Exercise details:
Images do not belong in the copy. Retype the entries exactly.

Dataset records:
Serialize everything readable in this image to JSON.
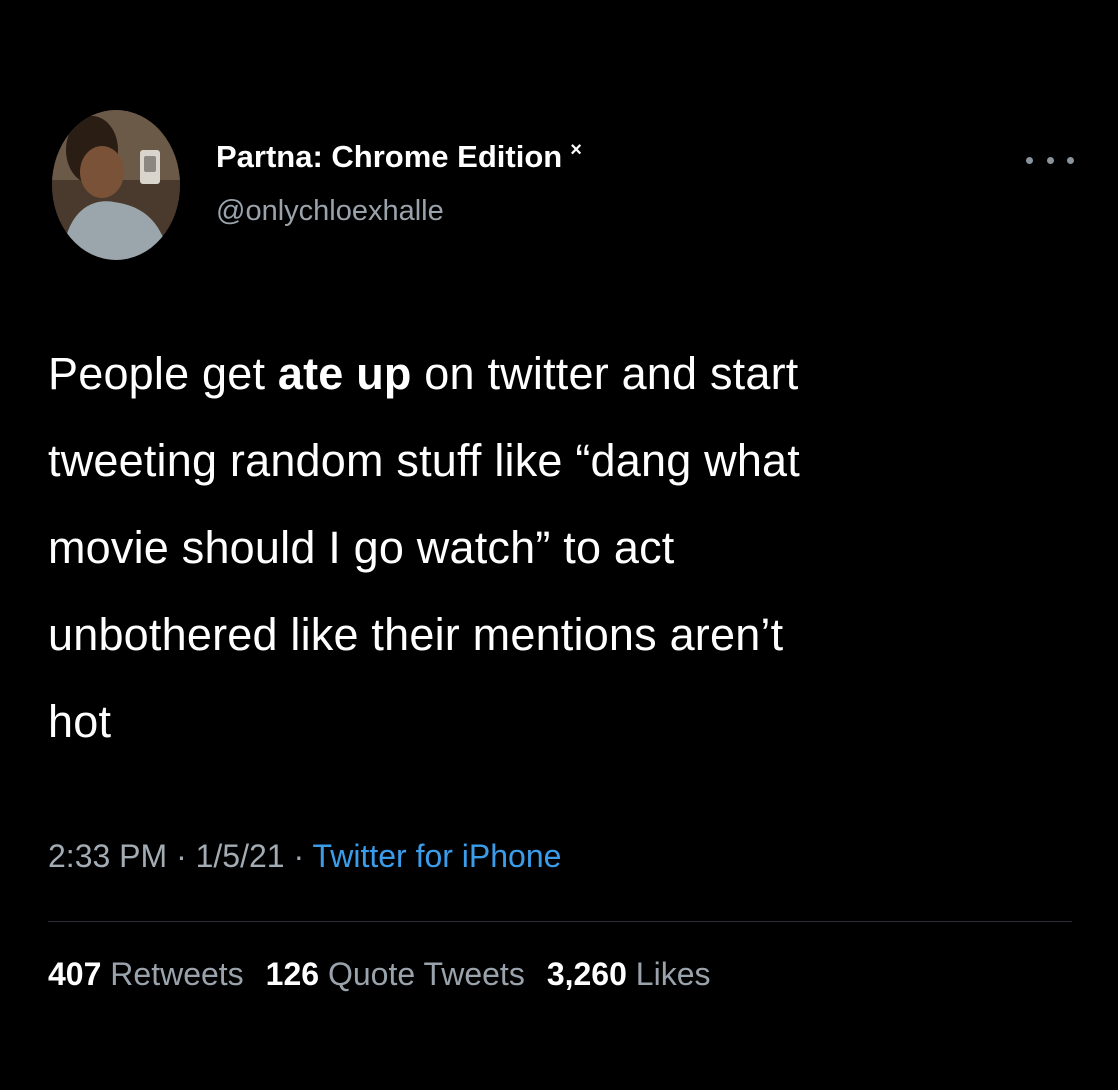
{
  "author": {
    "display_name": "Partna: Chrome Edition",
    "badge": "×",
    "handle": "@onlychloexhalle"
  },
  "tweet": {
    "lines": [
      {
        "pre": "People get ",
        "bold": "ate up",
        "post": " on twitter and start"
      },
      {
        "text": "tweeting random stuff like “dang what"
      },
      {
        "text": "movie should I go watch” to act"
      },
      {
        "text": "unbothered like their mentions aren’t"
      },
      {
        "text": "hot"
      }
    ]
  },
  "meta": {
    "time": "2:33 PM",
    "separator": "·",
    "date": "1/5/21",
    "source": "Twitter for iPhone"
  },
  "stats": {
    "retweets_count": "407",
    "retweets_label": "Retweets",
    "quotes_count": "126",
    "quotes_label": "Quote Tweets",
    "likes_count": "3,260",
    "likes_label": "Likes"
  },
  "icons": {
    "avatar": "profile-photo",
    "more": "more-options-icon"
  },
  "colors": {
    "background": "#000000",
    "primary_text": "#ffffff",
    "secondary_text": "#9aa3ab",
    "link": "#3b9dea"
  }
}
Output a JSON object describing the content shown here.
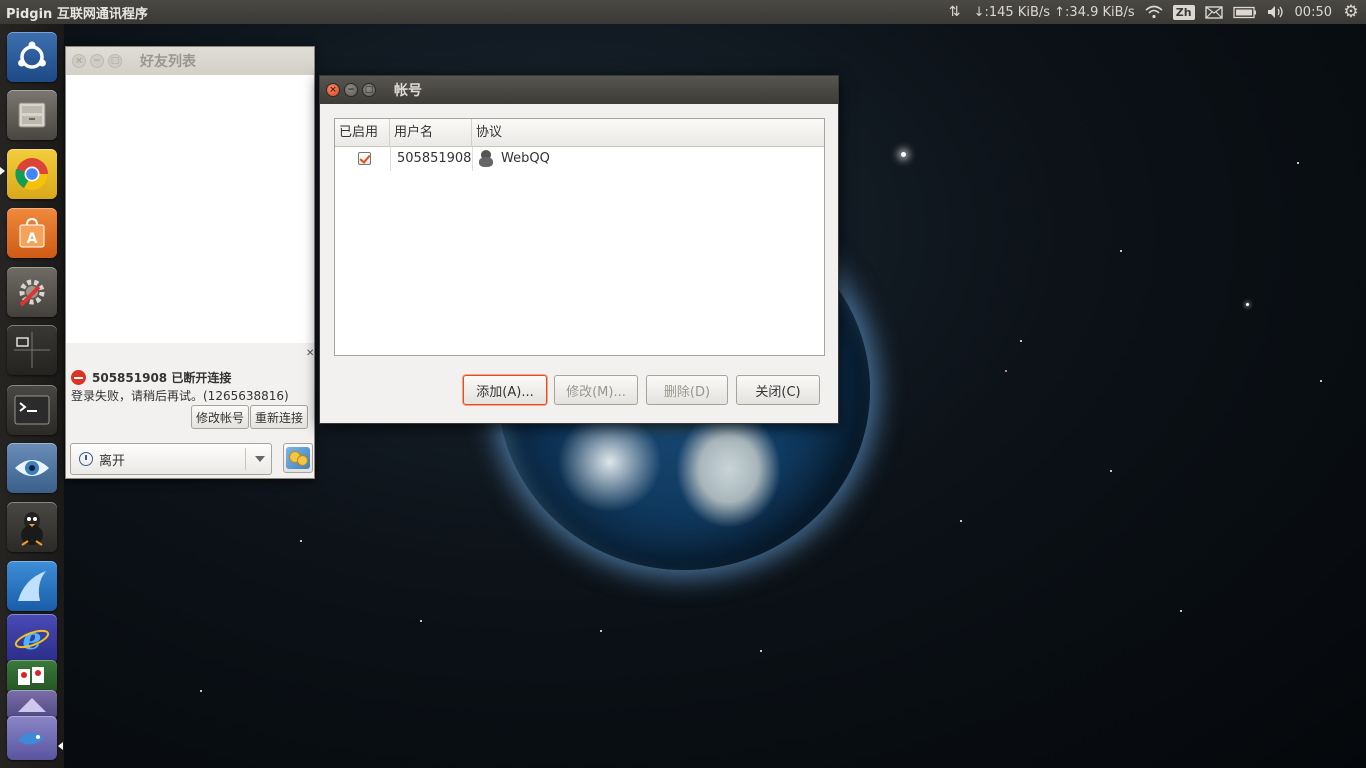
{
  "top_panel": {
    "app_title": "Pidgin 互联网通讯程序",
    "network_speed": "↓:145 KiB/s ↑:34.9 KiB/s",
    "input_method": "Zh",
    "time": "00:50",
    "icons": [
      "transfer-arrows-icon",
      "wifi-icon",
      "mail-icon",
      "battery-icon",
      "volume-icon",
      "gear-icon"
    ]
  },
  "launcher": {
    "items": [
      "ubuntu-dash-icon",
      "file-manager-icon",
      "chrome-icon",
      "software-center-icon",
      "system-settings-icon",
      "workspace-switcher-icon",
      "terminal-icon",
      "eye-app-icon",
      "pidgin-icon",
      "shark-app-icon",
      "ie-icon",
      "card-game-icon",
      "app-icon",
      "bluefish-icon"
    ]
  },
  "buddy_window": {
    "title": "好友列表",
    "error_title": "505851908 已断开连接",
    "error_detail": "登录失败，请稍后再试。(1265638816)",
    "modify_account_label": "修改帐号",
    "reconnect_label": "重新连接",
    "status_value": "离开"
  },
  "accounts_dialog": {
    "title": "帐号",
    "columns": [
      "已启用",
      "用户名",
      "协议"
    ],
    "rows": [
      {
        "enabled": true,
        "username": "505851908",
        "protocol": "WebQQ"
      }
    ],
    "buttons": {
      "add": "添加(A)...",
      "modify": "修改(M)...",
      "delete": "删除(D)",
      "close": "关闭(C)"
    }
  },
  "colors": {
    "accent_orange": "#e0501d",
    "panel_dark": "#3c3b37",
    "window_bg": "#f2f1f0"
  }
}
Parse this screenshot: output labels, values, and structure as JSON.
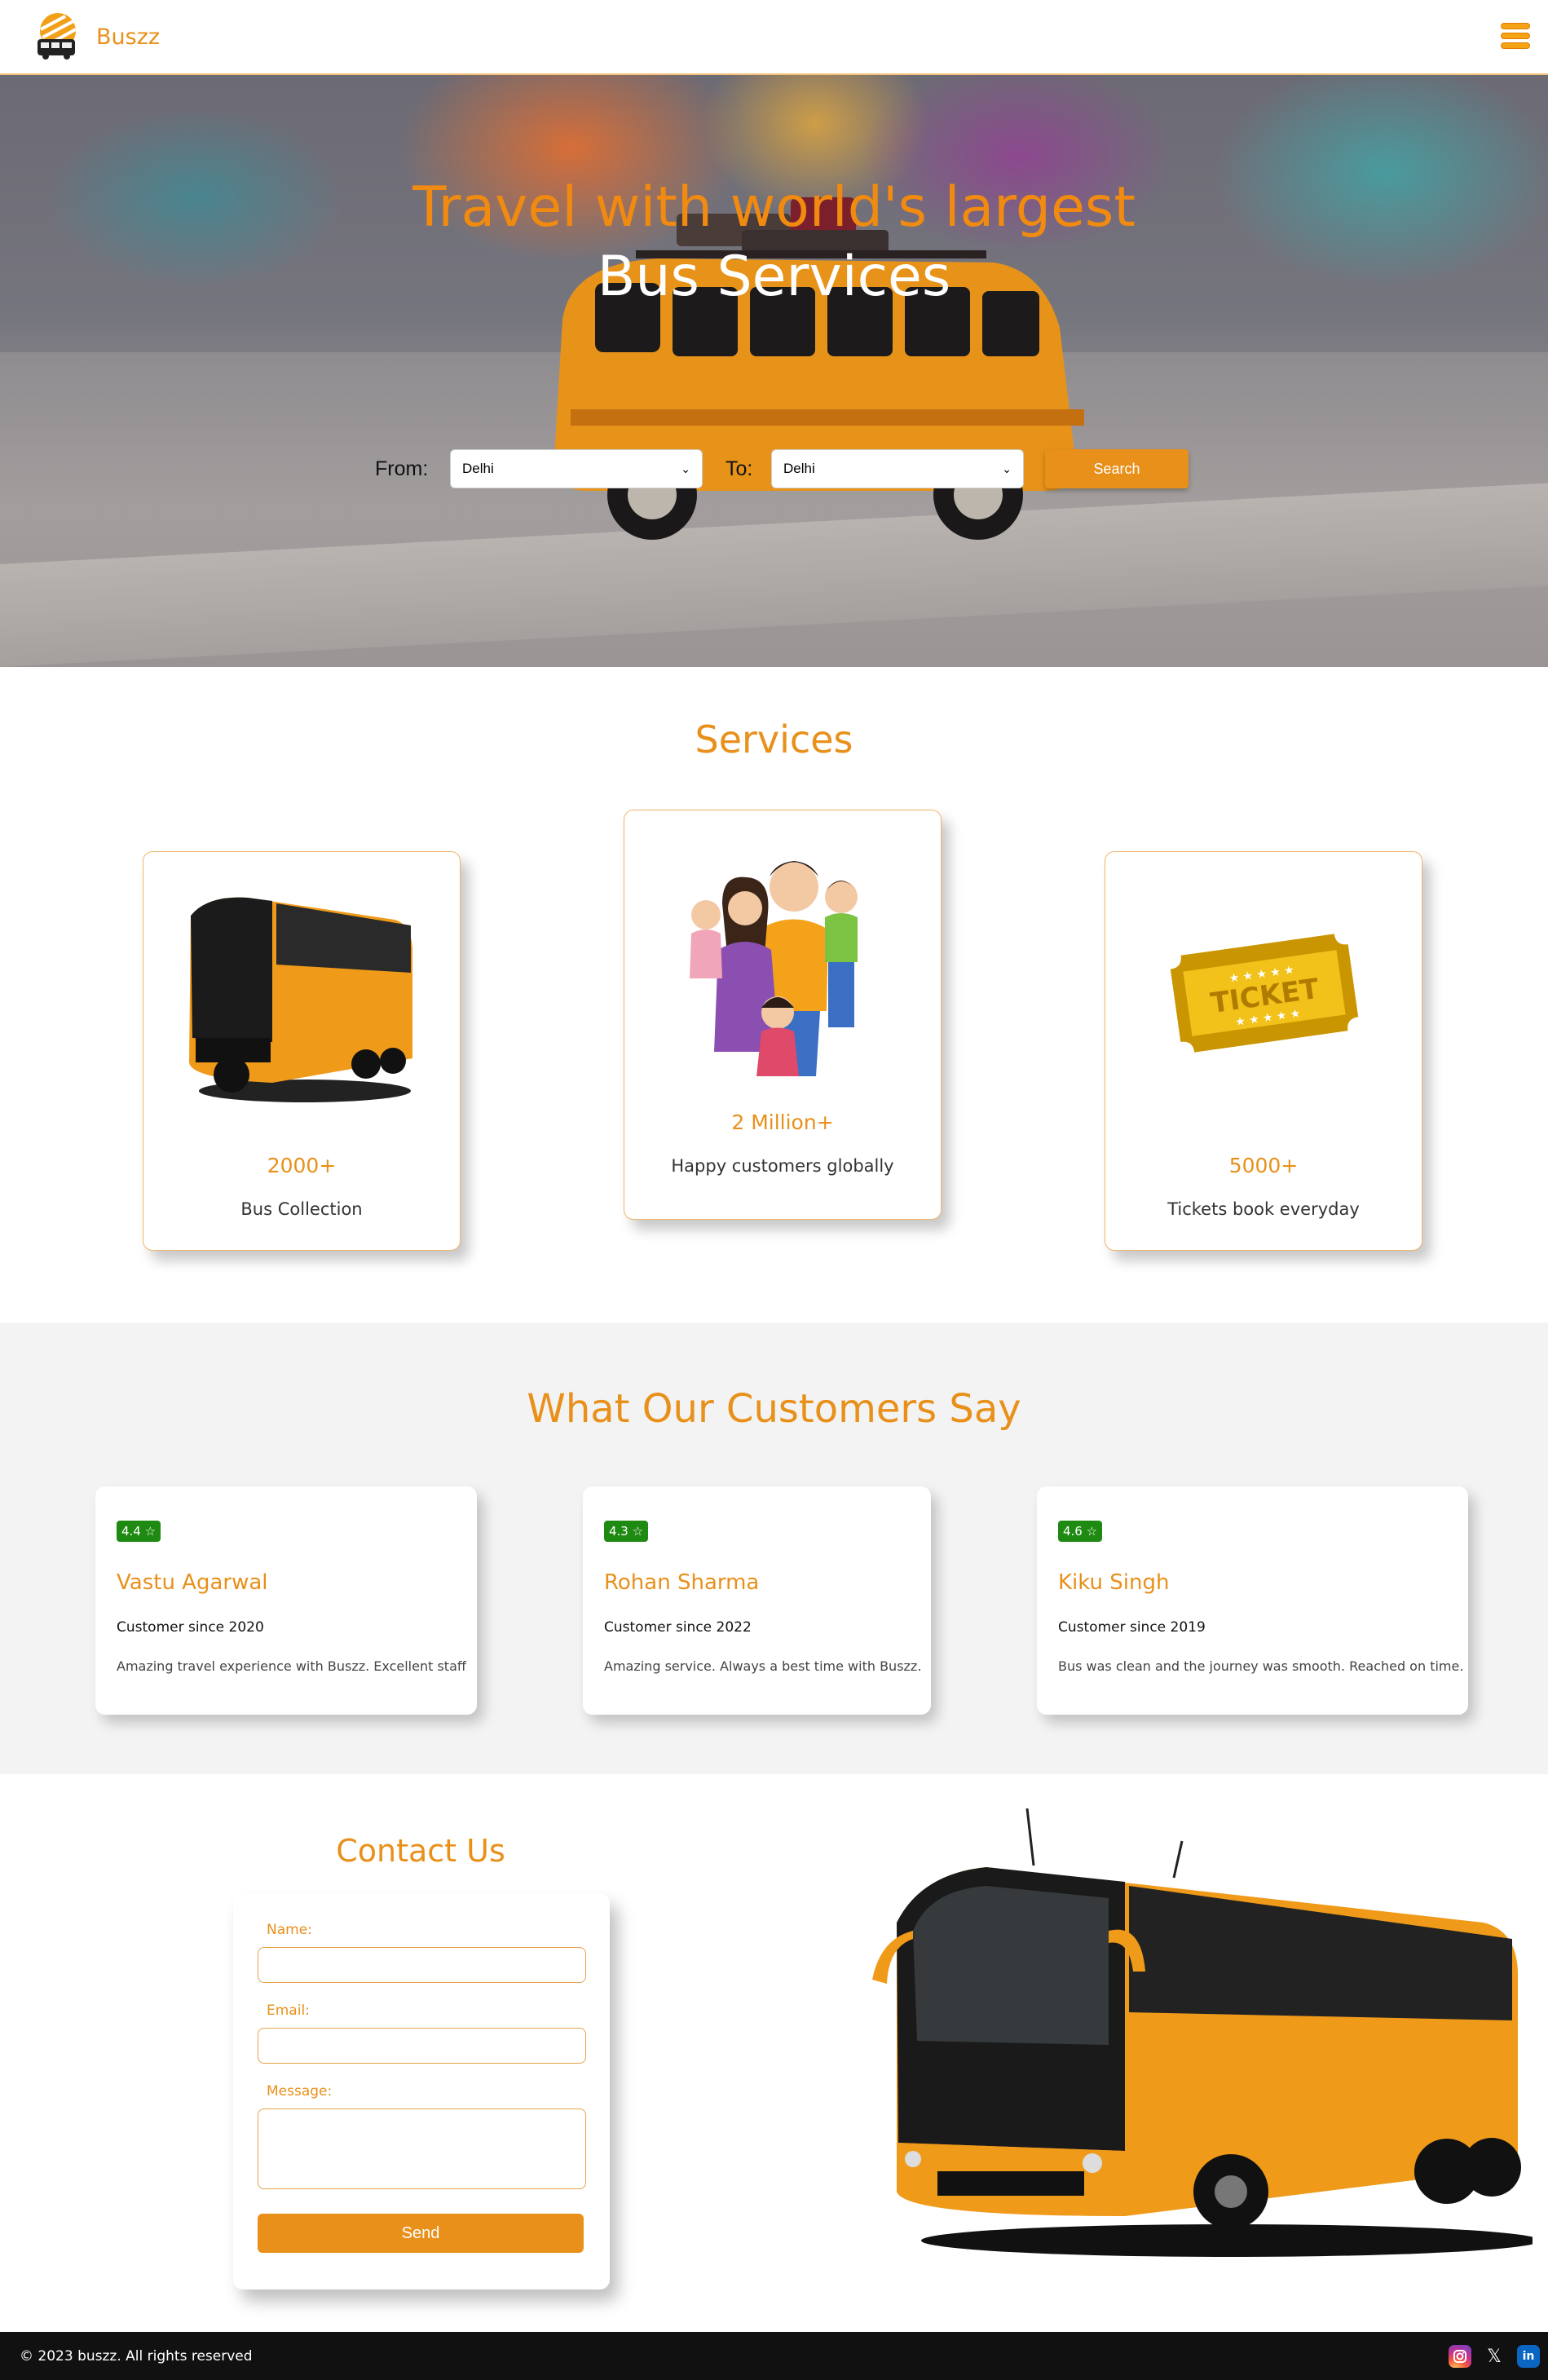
{
  "nav": {
    "brand": "Buszz"
  },
  "hero": {
    "title_line1": "Travel with world's largest",
    "title_line2": "Bus Services",
    "from_label": "From:",
    "from_value": "Delhi",
    "to_label": "To:",
    "to_value": "Delhi",
    "search_label": "Search"
  },
  "services": {
    "title": "Services",
    "cards": [
      {
        "number": "2000+",
        "label": "Bus Collection",
        "icon": "bus-icon"
      },
      {
        "number": "2 Million+",
        "label": "Happy customers globally",
        "icon": "family-icon"
      },
      {
        "number": "5000+",
        "label": "Tickets book everyday",
        "icon": "ticket-icon"
      }
    ]
  },
  "testimonials": {
    "title": "What Our Customers Say",
    "items": [
      {
        "rating": "4.4 ☆",
        "name": "Vastu Agarwal",
        "since": "Customer since 2020",
        "text": "Amazing travel experience with Buszz. Excellent staff"
      },
      {
        "rating": "4.3 ☆",
        "name": "Rohan Sharma",
        "since": "Customer since 2022",
        "text": "Amazing service. Always a best time with Buszz."
      },
      {
        "rating": "4.6 ☆",
        "name": "Kiku Singh",
        "since": "Customer since 2019",
        "text": "Bus was clean and the journey was smooth. Reached on time."
      }
    ]
  },
  "contact": {
    "title": "Contact Us",
    "name_label": "Name:",
    "email_label": "Email:",
    "message_label": "Message:",
    "send_label": "Send"
  },
  "footer": {
    "copyright": "© 2023 buszz. All rights reserved",
    "x_glyph": "𝕏",
    "linkedin_glyph": "in"
  },
  "colors": {
    "accent": "#e8901a",
    "rating": "#1f8a12",
    "footer": "#111111"
  }
}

Task response:
Serialize everything readable in this image to JSON.
{
  "author": {
    "display_name": "Partna: Chrome Edition",
    "badge": "×",
    "handle": "@onlychloexhalle"
  },
  "tweet": {
    "lines": [
      {
        "pre": "People get ",
        "bold": "ate up",
        "post": " on twitter and start"
      },
      {
        "text": "tweeting random stuff like “dang what"
      },
      {
        "text": "movie should I go watch” to act"
      },
      {
        "text": "unbothered like their mentions aren’t"
      },
      {
        "text": "hot"
      }
    ]
  },
  "meta": {
    "time": "2:33 PM",
    "separator": "·",
    "date": "1/5/21",
    "source": "Twitter for iPhone"
  },
  "stats": {
    "retweets_count": "407",
    "retweets_label": "Retweets",
    "quotes_count": "126",
    "quotes_label": "Quote Tweets",
    "likes_count": "3,260",
    "likes_label": "Likes"
  },
  "icons": {
    "avatar": "profile-photo",
    "more": "more-options-icon"
  },
  "colors": {
    "background": "#000000",
    "primary_text": "#ffffff",
    "secondary_text": "#9aa3ab",
    "link": "#3b9dea"
  }
}
Output a JSON object describing the content shown here.
{
  "top_panel": {
    "app_title": "Pidgin 互联网通讯程序",
    "network_speed": "↓:145 KiB/s ↑:34.9 KiB/s",
    "input_method": "Zh",
    "time": "00:50",
    "icons": [
      "transfer-arrows-icon",
      "wifi-icon",
      "mail-icon",
      "battery-icon",
      "volume-icon",
      "gear-icon"
    ]
  },
  "launcher": {
    "items": [
      "ubuntu-dash-icon",
      "file-manager-icon",
      "chrome-icon",
      "software-center-icon",
      "system-settings-icon",
      "workspace-switcher-icon",
      "terminal-icon",
      "eye-app-icon",
      "pidgin-icon",
      "shark-app-icon",
      "ie-icon",
      "card-game-icon",
      "app-icon",
      "bluefish-icon"
    ]
  },
  "buddy_window": {
    "title": "好友列表",
    "error_title": "505851908 已断开连接",
    "error_detail": "登录失败，请稍后再试。(1265638816)",
    "modify_account_label": "修改帐号",
    "reconnect_label": "重新连接",
    "status_value": "离开"
  },
  "accounts_dialog": {
    "title": "帐号",
    "columns": [
      "已启用",
      "用户名",
      "协议"
    ],
    "rows": [
      {
        "enabled": true,
        "username": "505851908",
        "protocol": "WebQQ"
      }
    ],
    "buttons": {
      "add": "添加(A)...",
      "modify": "修改(M)...",
      "delete": "删除(D)",
      "close": "关闭(C)"
    }
  },
  "colors": {
    "accent_orange": "#e0501d",
    "panel_dark": "#3c3b37",
    "window_bg": "#f2f1f0"
  }
}
Parse this screenshot: output labels, values, and structure as JSON.
{
  "nav": {
    "brand": "Buszz"
  },
  "hero": {
    "title_line1": "Travel with world's largest",
    "title_line2": "Bus Services",
    "from_label": "From:",
    "from_value": "Delhi",
    "to_label": "To:",
    "to_value": "Delhi",
    "search_label": "Search"
  },
  "services": {
    "title": "Services",
    "cards": [
      {
        "number": "2000+",
        "label": "Bus Collection",
        "icon": "bus-icon"
      },
      {
        "number": "2 Million+",
        "label": "Happy customers globally",
        "icon": "family-icon"
      },
      {
        "number": "5000+",
        "label": "Tickets book everyday",
        "icon": "ticket-icon"
      }
    ]
  },
  "testimonials": {
    "title": "What Our Customers Say",
    "items": [
      {
        "rating": "4.4 ☆",
        "name": "Vastu Agarwal",
        "since": "Customer since 2020",
        "text": "Amazing travel experience with Buszz. Excellent staff"
      },
      {
        "rating": "4.3 ☆",
        "name": "Rohan Sharma",
        "since": "Customer since 2022",
        "text": "Amazing service. Always a best time with Buszz."
      },
      {
        "rating": "4.6 ☆",
        "name": "Kiku Singh",
        "since": "Customer since 2019",
        "text": "Bus was clean and the journey was smooth. Reached on time."
      }
    ]
  },
  "contact": {
    "title": "Contact Us",
    "name_label": "Name:",
    "email_label": "Email:",
    "message_label": "Message:",
    "send_label": "Send"
  },
  "footer": {
    "copyright": "© 2023 buszz. All rights reserved",
    "x_glyph": "𝕏",
    "linkedin_glyph": "in"
  },
  "colors": {
    "accent": "#e8901a",
    "rating": "#1f8a12",
    "footer": "#111111"
  }
}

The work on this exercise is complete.